■ **Task**:
Would you please repeat the data that follows, exactly as it reads?
*** Begin section ***
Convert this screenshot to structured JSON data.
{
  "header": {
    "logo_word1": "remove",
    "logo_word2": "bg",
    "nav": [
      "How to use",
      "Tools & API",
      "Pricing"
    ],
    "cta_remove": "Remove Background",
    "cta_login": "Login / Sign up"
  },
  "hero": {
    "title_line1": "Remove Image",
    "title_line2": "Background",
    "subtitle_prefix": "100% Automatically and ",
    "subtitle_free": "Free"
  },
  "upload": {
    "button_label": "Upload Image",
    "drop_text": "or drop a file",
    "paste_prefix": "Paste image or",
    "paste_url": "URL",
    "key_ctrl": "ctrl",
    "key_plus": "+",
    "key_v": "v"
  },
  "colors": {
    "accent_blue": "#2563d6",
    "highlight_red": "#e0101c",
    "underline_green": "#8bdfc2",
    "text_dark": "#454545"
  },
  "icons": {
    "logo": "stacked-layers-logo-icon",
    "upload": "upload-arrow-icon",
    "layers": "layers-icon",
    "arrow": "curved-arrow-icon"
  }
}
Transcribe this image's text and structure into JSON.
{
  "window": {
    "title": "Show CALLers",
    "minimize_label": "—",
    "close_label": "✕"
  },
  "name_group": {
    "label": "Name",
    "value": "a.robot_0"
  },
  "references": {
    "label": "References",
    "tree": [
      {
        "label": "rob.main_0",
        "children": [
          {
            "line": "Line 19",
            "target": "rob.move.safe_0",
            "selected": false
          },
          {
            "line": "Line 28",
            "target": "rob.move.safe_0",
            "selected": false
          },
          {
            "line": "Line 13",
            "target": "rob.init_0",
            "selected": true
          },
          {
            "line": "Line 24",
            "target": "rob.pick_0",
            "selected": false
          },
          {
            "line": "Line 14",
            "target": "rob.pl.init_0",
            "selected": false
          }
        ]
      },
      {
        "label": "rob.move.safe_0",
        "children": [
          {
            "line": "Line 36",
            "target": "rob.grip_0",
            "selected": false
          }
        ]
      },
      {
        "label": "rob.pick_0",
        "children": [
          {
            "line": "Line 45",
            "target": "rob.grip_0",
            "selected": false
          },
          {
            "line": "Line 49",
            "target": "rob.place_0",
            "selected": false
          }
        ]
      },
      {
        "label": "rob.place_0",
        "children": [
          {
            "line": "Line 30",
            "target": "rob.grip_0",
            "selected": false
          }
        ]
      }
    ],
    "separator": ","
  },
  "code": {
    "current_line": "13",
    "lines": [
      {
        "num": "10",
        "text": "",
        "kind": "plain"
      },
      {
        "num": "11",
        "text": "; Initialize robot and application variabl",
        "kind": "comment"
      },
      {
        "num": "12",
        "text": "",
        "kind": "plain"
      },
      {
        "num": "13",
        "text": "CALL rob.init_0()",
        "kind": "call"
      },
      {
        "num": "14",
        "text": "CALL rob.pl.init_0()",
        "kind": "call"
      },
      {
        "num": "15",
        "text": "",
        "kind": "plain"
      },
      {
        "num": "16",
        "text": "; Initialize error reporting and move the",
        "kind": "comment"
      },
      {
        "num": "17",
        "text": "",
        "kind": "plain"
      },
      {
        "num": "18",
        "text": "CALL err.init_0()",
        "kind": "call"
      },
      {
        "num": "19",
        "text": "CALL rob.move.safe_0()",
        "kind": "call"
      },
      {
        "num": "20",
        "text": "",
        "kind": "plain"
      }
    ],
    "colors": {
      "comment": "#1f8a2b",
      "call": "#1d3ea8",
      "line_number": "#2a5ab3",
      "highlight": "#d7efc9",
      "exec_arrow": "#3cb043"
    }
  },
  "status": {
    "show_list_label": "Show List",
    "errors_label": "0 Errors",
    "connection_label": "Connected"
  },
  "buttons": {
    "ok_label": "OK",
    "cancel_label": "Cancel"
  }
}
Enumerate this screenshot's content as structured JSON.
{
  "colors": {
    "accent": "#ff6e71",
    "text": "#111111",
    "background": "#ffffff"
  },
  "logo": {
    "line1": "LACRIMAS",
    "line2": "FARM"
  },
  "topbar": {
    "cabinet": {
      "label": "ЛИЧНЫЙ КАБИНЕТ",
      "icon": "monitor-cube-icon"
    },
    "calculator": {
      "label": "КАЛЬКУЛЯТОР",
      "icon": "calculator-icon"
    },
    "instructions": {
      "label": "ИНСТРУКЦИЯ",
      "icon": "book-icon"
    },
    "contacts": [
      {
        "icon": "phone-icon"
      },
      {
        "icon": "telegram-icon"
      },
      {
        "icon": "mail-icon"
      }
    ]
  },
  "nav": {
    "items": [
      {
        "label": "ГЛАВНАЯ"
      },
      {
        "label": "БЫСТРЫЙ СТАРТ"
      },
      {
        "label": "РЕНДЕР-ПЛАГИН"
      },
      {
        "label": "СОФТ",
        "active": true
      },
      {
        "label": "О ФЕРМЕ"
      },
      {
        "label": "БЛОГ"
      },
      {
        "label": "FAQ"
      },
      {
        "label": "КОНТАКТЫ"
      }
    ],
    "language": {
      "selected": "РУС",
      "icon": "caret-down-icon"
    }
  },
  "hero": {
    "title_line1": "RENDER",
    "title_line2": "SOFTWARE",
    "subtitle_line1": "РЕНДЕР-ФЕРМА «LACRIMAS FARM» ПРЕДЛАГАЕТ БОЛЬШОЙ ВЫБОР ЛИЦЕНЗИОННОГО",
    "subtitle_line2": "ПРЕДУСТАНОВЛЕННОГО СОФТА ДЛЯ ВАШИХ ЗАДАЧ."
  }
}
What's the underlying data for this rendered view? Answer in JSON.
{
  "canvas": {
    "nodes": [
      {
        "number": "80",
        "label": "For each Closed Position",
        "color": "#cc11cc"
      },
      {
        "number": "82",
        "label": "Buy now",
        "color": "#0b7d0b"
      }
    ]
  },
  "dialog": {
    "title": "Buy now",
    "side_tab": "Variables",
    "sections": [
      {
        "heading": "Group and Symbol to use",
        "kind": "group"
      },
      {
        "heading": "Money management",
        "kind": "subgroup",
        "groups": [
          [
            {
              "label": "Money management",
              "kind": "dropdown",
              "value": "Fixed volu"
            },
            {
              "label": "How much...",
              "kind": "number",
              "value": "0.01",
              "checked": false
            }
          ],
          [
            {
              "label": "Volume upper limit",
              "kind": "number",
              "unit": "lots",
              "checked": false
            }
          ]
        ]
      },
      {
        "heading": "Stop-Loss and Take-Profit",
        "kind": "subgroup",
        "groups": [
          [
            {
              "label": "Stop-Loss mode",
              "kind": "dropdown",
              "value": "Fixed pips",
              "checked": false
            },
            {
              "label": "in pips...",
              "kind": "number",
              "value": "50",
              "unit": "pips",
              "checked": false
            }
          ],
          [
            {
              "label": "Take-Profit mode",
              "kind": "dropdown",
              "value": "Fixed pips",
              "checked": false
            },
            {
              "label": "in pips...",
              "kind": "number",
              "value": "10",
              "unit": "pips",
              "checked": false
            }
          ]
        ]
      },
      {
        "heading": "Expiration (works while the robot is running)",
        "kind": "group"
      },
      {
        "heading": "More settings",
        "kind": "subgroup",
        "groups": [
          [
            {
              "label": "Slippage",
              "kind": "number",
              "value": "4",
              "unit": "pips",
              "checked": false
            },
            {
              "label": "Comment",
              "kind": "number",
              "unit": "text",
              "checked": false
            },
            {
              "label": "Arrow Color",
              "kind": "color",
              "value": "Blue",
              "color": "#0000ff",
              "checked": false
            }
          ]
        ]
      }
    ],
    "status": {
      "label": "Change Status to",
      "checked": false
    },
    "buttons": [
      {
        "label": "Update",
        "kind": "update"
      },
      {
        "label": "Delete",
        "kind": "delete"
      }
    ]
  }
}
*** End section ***
■ **Reply**:
Convert this screenshot to structured JSON data.
{
  "header": {
    "logo_word1": "remove",
    "logo_word2": "bg",
    "nav": [
      "How to use",
      "Tools & API",
      "Pricing"
    ],
    "cta_remove": "Remove Background",
    "cta_login": "Login / Sign up"
  },
  "hero": {
    "title_line1": "Remove Image",
    "title_line2": "Background",
    "subtitle_prefix": "100% Automatically and ",
    "subtitle_free": "Free"
  },
  "upload": {
    "button_label": "Upload Image",
    "drop_text": "or drop a file",
    "paste_prefix": "Paste image or",
    "paste_url": "URL",
    "key_ctrl": "ctrl",
    "key_plus": "+",
    "key_v": "v"
  },
  "colors": {
    "accent_blue": "#2563d6",
    "highlight_red": "#e0101c",
    "underline_green": "#8bdfc2",
    "text_dark": "#454545"
  },
  "icons": {
    "logo": "stacked-layers-logo-icon",
    "upload": "upload-arrow-icon",
    "layers": "layers-icon",
    "arrow": "curved-arrow-icon"
  }
}
Transcribe this image's text and structure into JSON.
{
  "window": {
    "title": "Show CALLers",
    "minimize_label": "—",
    "close_label": "✕"
  },
  "name_group": {
    "label": "Name",
    "value": "a.robot_0"
  },
  "references": {
    "label": "References",
    "tree": [
      {
        "label": "rob.main_0",
        "children": [
          {
            "line": "Line 19",
            "target": "rob.move.safe_0",
            "selected": false
          },
          {
            "line": "Line 28",
            "target": "rob.move.safe_0",
            "selected": false
          },
          {
            "line": "Line 13",
            "target": "rob.init_0",
            "selected": true
          },
          {
            "line": "Line 24",
            "target": "rob.pick_0",
            "selected": false
          },
          {
            "line": "Line 14",
            "target": "rob.pl.init_0",
            "selected": false
          }
        ]
      },
      {
        "label": "rob.move.safe_0",
        "children": [
          {
            "line": "Line 36",
            "target": "rob.grip_0",
            "selected": false
          }
        ]
      },
      {
        "label": "rob.pick_0",
        "children": [
          {
            "line": "Line 45",
            "target": "rob.grip_0",
            "selected": false
          },
          {
            "line": "Line 49",
            "target": "rob.place_0",
            "selected": false
          }
        ]
      },
      {
        "label": "rob.place_0",
        "children": [
          {
            "line": "Line 30",
            "target": "rob.grip_0",
            "selected": false
          }
        ]
      }
    ],
    "separator": ","
  },
  "code": {
    "current_line": "13",
    "lines": [
      {
        "num": "10",
        "text": "",
        "kind": "plain"
      },
      {
        "num": "11",
        "text": "; Initialize robot and application variabl",
        "kind": "comment"
      },
      {
        "num": "12",
        "text": "",
        "kind": "plain"
      },
      {
        "num": "13",
        "text": "CALL rob.init_0()",
        "kind": "call"
      },
      {
        "num": "14",
        "text": "CALL rob.pl.init_0()",
        "kind": "call"
      },
      {
        "num": "15",
        "text": "",
        "kind": "plain"
      },
      {
        "num": "16",
        "text": "; Initialize error reporting and move the",
        "kind": "comment"
      },
      {
        "num": "17",
        "text": "",
        "kind": "plain"
      },
      {
        "num": "18",
        "text": "CALL err.init_0()",
        "kind": "call"
      },
      {
        "num": "19",
        "text": "CALL rob.move.safe_0()",
        "kind": "call"
      },
      {
        "num": "20",
        "text": "",
        "kind": "plain"
      }
    ],
    "colors": {
      "comment": "#1f8a2b",
      "call": "#1d3ea8",
      "line_number": "#2a5ab3",
      "highlight": "#d7efc9",
      "exec_arrow": "#3cb043"
    }
  },
  "status": {
    "show_list_label": "Show List",
    "errors_label": "0 Errors",
    "connection_label": "Connected"
  },
  "buttons": {
    "ok_label": "OK",
    "cancel_label": "Cancel"
  }
}
Enumerate this screenshot's content as structured JSON.
{
  "colors": {
    "accent": "#ff6e71",
    "text": "#111111",
    "background": "#ffffff"
  },
  "logo": {
    "line1": "LACRIMAS",
    "line2": "FARM"
  },
  "topbar": {
    "cabinet": {
      "label": "ЛИЧНЫЙ КАБИНЕТ",
      "icon": "monitor-cube-icon"
    },
    "calculator": {
      "label": "КАЛЬКУЛЯТОР",
      "icon": "calculator-icon"
    },
    "instructions": {
      "label": "ИНСТРУКЦИЯ",
      "icon": "book-icon"
    },
    "contacts": [
      {
        "icon": "phone-icon"
      },
      {
        "icon": "telegram-icon"
      },
      {
        "icon": "mail-icon"
      }
    ]
  },
  "nav": {
    "items": [
      {
        "label": "ГЛАВНАЯ"
      },
      {
        "label": "БЫСТРЫЙ СТАРТ"
      },
      {
        "label": "РЕНДЕР-ПЛАГИН"
      },
      {
        "label": "СОФТ",
        "active": true
      },
      {
        "label": "О ФЕРМЕ"
      },
      {
        "label": "БЛОГ"
      },
      {
        "label": "FAQ"
      },
      {
        "label": "КОНТАКТЫ"
      }
    ],
    "language": {
      "selected": "РУС",
      "icon": "caret-down-icon"
    }
  },
  "hero": {
    "title_line1": "RENDER",
    "title_line2": "SOFTWARE",
    "subtitle_line1": "РЕНДЕР-ФЕРМА «LACRIMAS FARM» ПРЕДЛАГАЕТ БОЛЬШОЙ ВЫБОР ЛИЦЕНЗИОННОГО",
    "subtitle_line2": "ПРЕДУСТАНОВЛЕННОГО СОФТА ДЛЯ ВАШИХ ЗАДАЧ."
  }
}
What's the underlying data for this rendered view? Answer in JSON.
{
  "canvas": {
    "nodes": [
      {
        "number": "80",
        "label": "For each Closed Position",
        "color": "#cc11cc"
      },
      {
        "number": "82",
        "label": "Buy now",
        "color": "#0b7d0b"
      }
    ]
  },
  "dialog": {
    "title": "Buy now",
    "side_tab": "Variables",
    "sections": [
      {
        "heading": "Group and Symbol to use",
        "kind": "group"
      },
      {
        "heading": "Money management",
        "kind": "subgroup",
        "groups": [
          [
            {
              "label": "Money management",
              "kind": "dropdown",
              "value": "Fixed volu"
            },
            {
              "label": "How much...",
              "kind": "number",
              "value": "0.01",
              "checked": false
            }
          ],
          [
            {
              "label": "Volume upper limit",
              "kind": "number",
              "unit": "lots",
              "checked": false
            }
          ]
        ]
      },
      {
        "heading": "Stop-Loss and Take-Profit",
        "kind": "subgroup",
        "groups": [
          [
            {
              "label": "Stop-Loss mode",
              "kind": "dropdown",
              "value": "Fixed pips",
              "checked": false
            },
            {
              "label": "in pips...",
              "kind": "number",
              "value": "50",
              "unit": "pips",
              "checked": false
            }
          ],
          [
            {
              "label": "Take-Profit mode",
              "kind": "dropdown",
              "value": "Fixed pips",
              "checked": false
            },
            {
              "label": "in pips...",
              "kind": "number",
              "value": "10",
              "unit": "pips",
              "checked": false
            }
          ]
        ]
      },
      {
        "heading": "Expiration (works while the robot is running)",
        "kind": "group"
      },
      {
        "heading": "More settings",
        "kind": "subgroup",
        "groups": [
          [
            {
              "label": "Slippage",
              "kind": "number",
              "value": "4",
              "unit": "pips",
              "checked": false
            },
            {
              "label": "Comment",
              "kind": "number",
              "unit": "text",
              "checked": false
            },
            {
              "label": "Arrow Color",
              "kind": "color",
              "value": "Blue",
              "color": "#0000ff",
              "checked": false
            }
          ]
        ]
      }
    ],
    "status": {
      "label": "Change Status to",
      "checked": false
    },
    "buttons": [
      {
        "label": "Update",
        "kind": "update"
      },
      {
        "label": "Delete",
        "kind": "delete"
      }
    ]
  }
}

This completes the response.